■ Exercise
Your task is to copy every line of the entries that contains "name".

■ Records shown
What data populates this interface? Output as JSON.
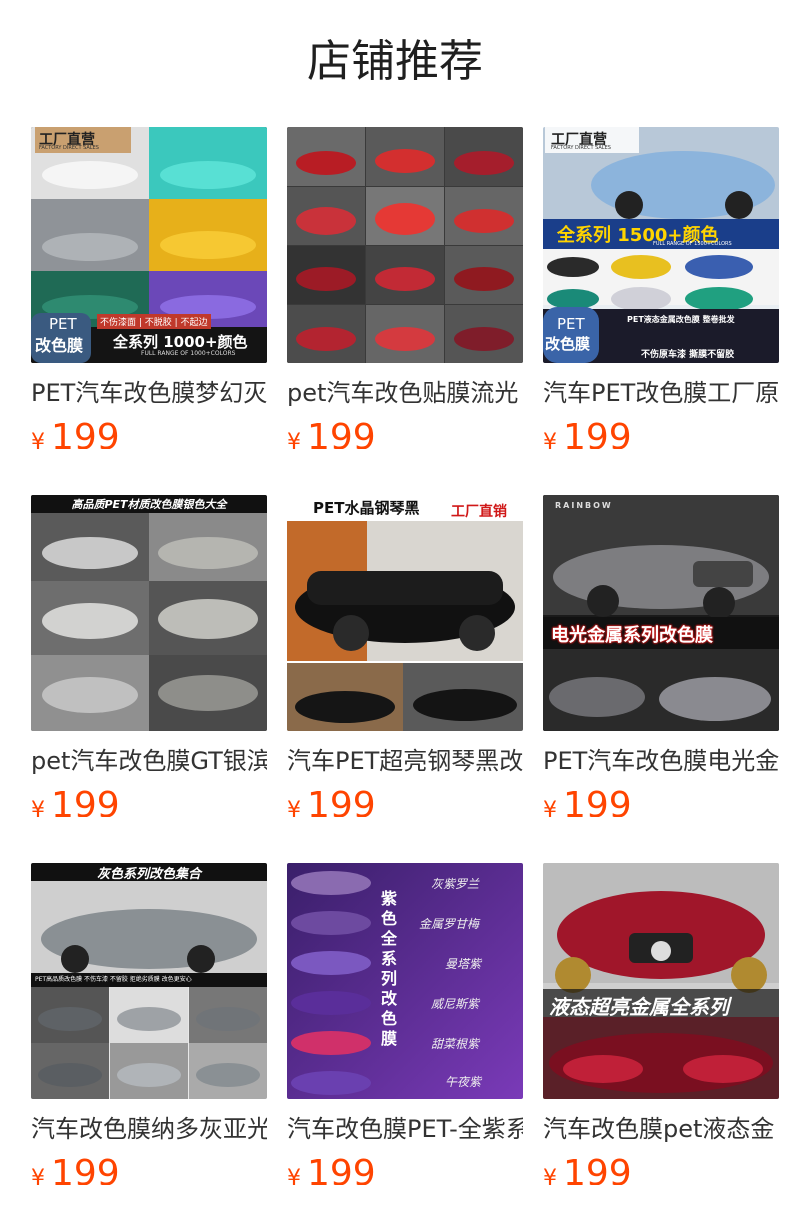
{
  "page": {
    "title": "店铺推荐"
  },
  "colors": {
    "price": "#ff4400",
    "text": "#333333"
  },
  "products": [
    {
      "name": "PET汽车改色膜梦幻灭",
      "currency": "¥",
      "price": "199",
      "badge": "工厂直营",
      "badge_sub": "FACTORY DIRECT SALES",
      "tag1": "PET",
      "tag2": "改色膜",
      "tag3": "不伤漆面 | 不脱胶 | 不起边",
      "banner": "全系列 1000+颜色",
      "banner_sub": "FULL RANGE OF 1000+COLORS",
      "swatches": [
        "#e8e8e8",
        "#3ad0c4",
        "#9a9ea3",
        "#e8b21e",
        "#1f6d57",
        "#6a4bb8"
      ]
    },
    {
      "name": "pet汽车改色贴膜流光",
      "currency": "¥",
      "price": "199",
      "swatches": [
        "#b81d24",
        "#c52a2a",
        "#8f1a20",
        "#d03030",
        "#a31f2b",
        "#c9323a",
        "#9c1b26",
        "#b32430",
        "#7f1d2a",
        "#c22a35",
        "#a51e2c",
        "#d43a3f"
      ]
    },
    {
      "name": "汽车PET改色膜工厂原",
      "currency": "¥",
      "price": "199",
      "badge": "工厂直营",
      "badge_sub": "FACTORY DIRECT SALES",
      "banner": "全系列 1500+颜色",
      "banner_sub": "FULL RANGE OF 1500+COLORS",
      "tag1": "PET",
      "tag2": "改色膜",
      "tag4": "PET液态金属改色膜 整卷批发",
      "tag5": "不伤原车漆 撕膜不留胶",
      "swatches": [
        "#8cb4dc",
        "#2a2a2a",
        "#e8c020",
        "#3a5fb0",
        "#1a8a78",
        "#d0d0d8",
        "#20a080"
      ]
    },
    {
      "name": "pet汽车改色膜GT银滨",
      "currency": "¥",
      "price": "199",
      "banner": "高品质PET材质改色膜银色大全",
      "swatches": [
        "#c8c8c8",
        "#b5b5b0",
        "#d2d2d0",
        "#bdbdb8",
        "#c0c0c0",
        "#8e8e8a"
      ]
    },
    {
      "name": "汽车PET超亮钢琴黑改",
      "currency": "¥",
      "price": "199",
      "banner": "PET水晶钢琴黑",
      "banner_red": "工厂直销",
      "swatches": [
        "#111111",
        "#1a1a1a",
        "#222222"
      ]
    },
    {
      "name": "PET汽车改色膜电光金",
      "currency": "¥",
      "price": "199",
      "banner": "电光金属系列改色膜",
      "brand": "RAINBOW",
      "swatches": [
        "#7d7d80",
        "#6a6a6e",
        "#8a8a90"
      ]
    },
    {
      "name": "汽车改色膜纳多灰亚光",
      "currency": "¥",
      "price": "199",
      "banner": "灰色系列改色集合",
      "tag3": "PET高品质改色膜  不伤车漆  不留胶  拒绝劣质膜  改色更安心",
      "swatches": [
        "#8a9094",
        "#5e6266",
        "#9ea2a6",
        "#707478",
        "#5a5e62",
        "#b0b4b8"
      ]
    },
    {
      "name": "汽车改色膜PET-全紫系",
      "currency": "¥",
      "price": "199",
      "vertical": "紫色全系列改色膜",
      "labels": [
        "灰紫罗兰",
        "金属罗甘梅",
        "曼塔紫",
        "威尼斯紫",
        "甜菜根紫",
        "午夜紫"
      ],
      "swatches": [
        "#8a6bb0",
        "#6d4aa0",
        "#7b58c0",
        "#5a2e9a",
        "#d0306a",
        "#6a40b0"
      ]
    },
    {
      "name": "汽车改色膜pet液态金",
      "currency": "¥",
      "price": "199",
      "banner": "液态超亮金属全系列",
      "swatches": [
        "#a0162a",
        "#7a0f20",
        "#c02038"
      ]
    }
  ]
}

■ Result for this exercise
      "name": "PET汽车改色膜梦幻灭",
      "name": "pet汽车改色贴膜流光",
      "name": "汽车PET改色膜工厂原",
      "name": "pet汽车改色膜GT银滨",
      "name": "汽车PET超亮钢琴黑改",
      "name": "PET汽车改色膜电光金",
      "name": "汽车改色膜纳多灰亚光",
      "name": "汽车改色膜PET-全紫系",
      "name": "汽车改色膜pet液态金",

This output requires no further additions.